How did it do? Despite coming out after Final Fantasy VII in 1997 and featuring graphics that weren’t a huge leap beyond what was possible on the SNES, Wild Arms received a positive response from critics and gamers. The puzzles were pointed out as something that might annoy gamers looking for a more traditional RPG, but they also made the game’s dungeons more than just a grind through enemies. Combat wasn’t particularly deep, but it was enough to keep gamers engaged.
Wild Arms 2 (2000) was a significantly weaker game than the original. The combat was slower, less interesting, and very easy. The battle scenes looked dated, and the story was a lot more complicated, but not in a way that made it any fun to follow. The series debuted on the PS2 with Wild Arms 3 in 2002. Though still not up to the quality of the original, the third game was an enjoyable Western adventure that felt different from most other RPGs out at the time.
In 2005, developer Media.Vision released a PS2 remake of the original Wild Arms titled Wild Arms Alter Code: F. The remake upgraded the graphics but maintained most of the same story elements, though new playable characters were added. Fans enjoyed the return to the original game’s plot, but Alter Code: F couldn’t really compete with more modern RPGs like Final Fantasy X.
The series took a turn for the dire with Wild Arms 4, which mostly robbed the series of its Western overtones, opting for a more generic fantasy setting. Even the dungeon sections suffered with the addition of sub-par platforming muddying up the previously strong puzzle-solving. Wild Arms 5 arrived in 2007, and though it wasn’t as hated as 4, it still suffered from an annoying main character and frustrating platforming sections. Still, it at least returned to the Western style and included cameos of characters from previous Wild Arms games to help celebrate the franchise’s 10-year anniversary.
Where did it go? Despite many rumors of Wild Arms 6 being announced at last year’s Tokyo Game Show, no info on the game has surfaced. A PSP spin-off of the series arrived in 2008, and Media.Vision has supposedly been hiring for a PS3 project. I’ll keep my fingers crossed, even if I’m the only one.

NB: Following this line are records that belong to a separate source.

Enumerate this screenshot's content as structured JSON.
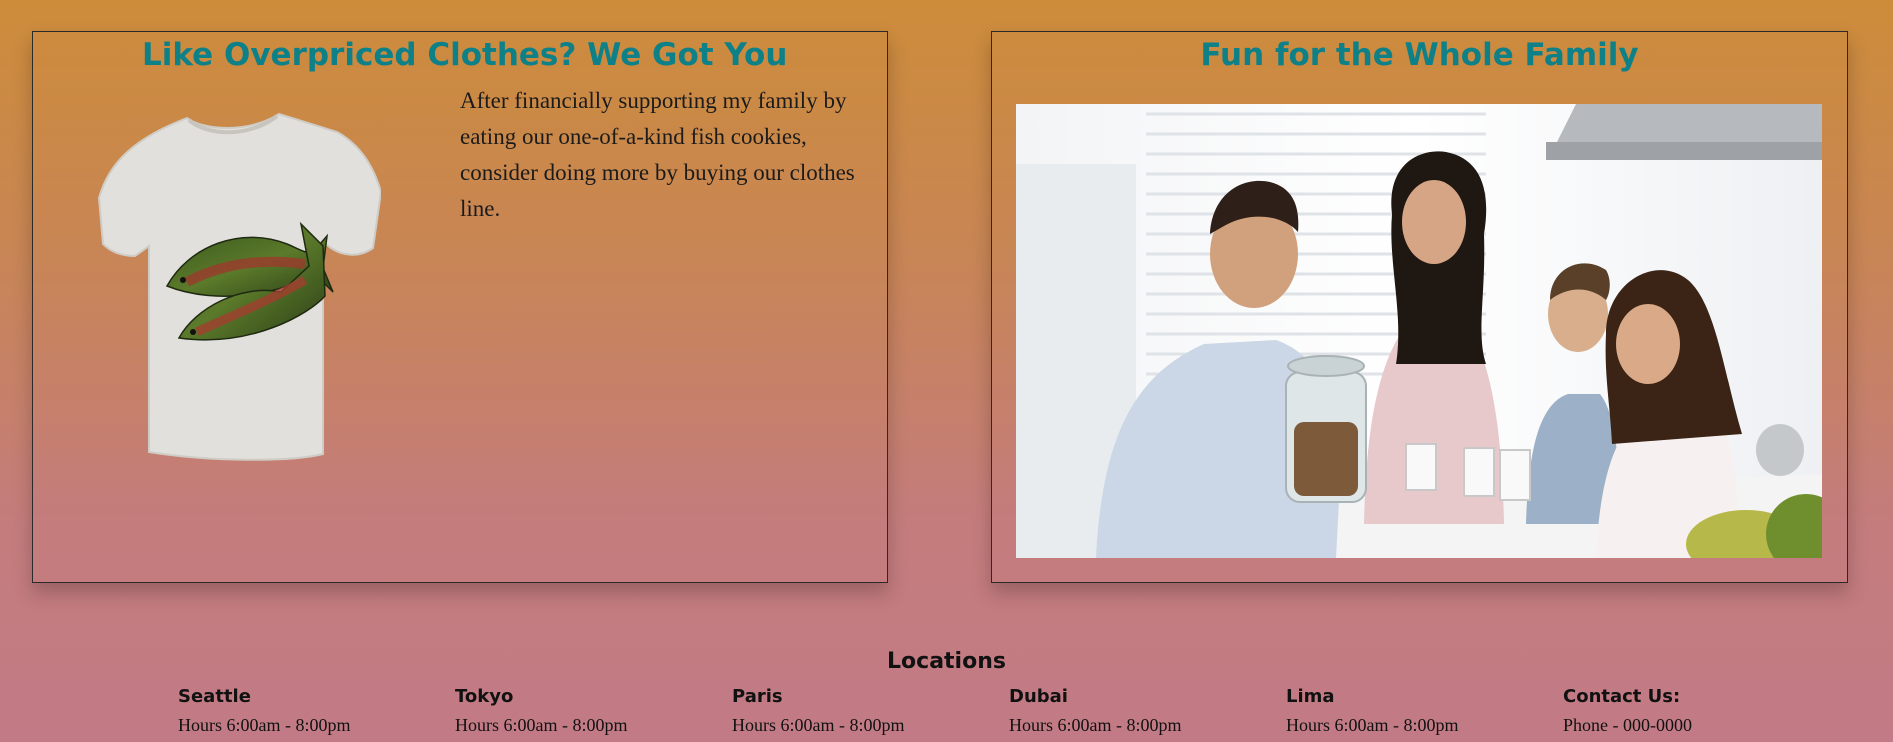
{
  "clothes_section": {
    "title": "Like Overpriced Clothes? We Got You",
    "description": "After financially supporting my family by eating our one-of-a-kind fish cookies, consider doing more by buying our clothes line."
  },
  "family_section": {
    "title": "Fun for the Whole Family"
  },
  "locations": {
    "heading": "Locations",
    "items": [
      {
        "name": "Seattle",
        "info": "Hours 6:00am - 8:00pm"
      },
      {
        "name": "Tokyo",
        "info": "Hours 6:00am - 8:00pm"
      },
      {
        "name": "Paris",
        "info": "Hours 6:00am - 8:00pm"
      },
      {
        "name": "Dubai",
        "info": "Hours 6:00am - 8:00pm"
      },
      {
        "name": "Lima",
        "info": "Hours 6:00am - 8:00pm"
      },
      {
        "name": "Contact Us:",
        "info": "Phone - 000-0000"
      }
    ]
  },
  "colors": {
    "title_teal": "#0e8088",
    "background_top": "#cd8c3a",
    "background_bottom": "#c27b86"
  }
}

[some info for this feature via Hardcore Gaming 101 and Metacritic]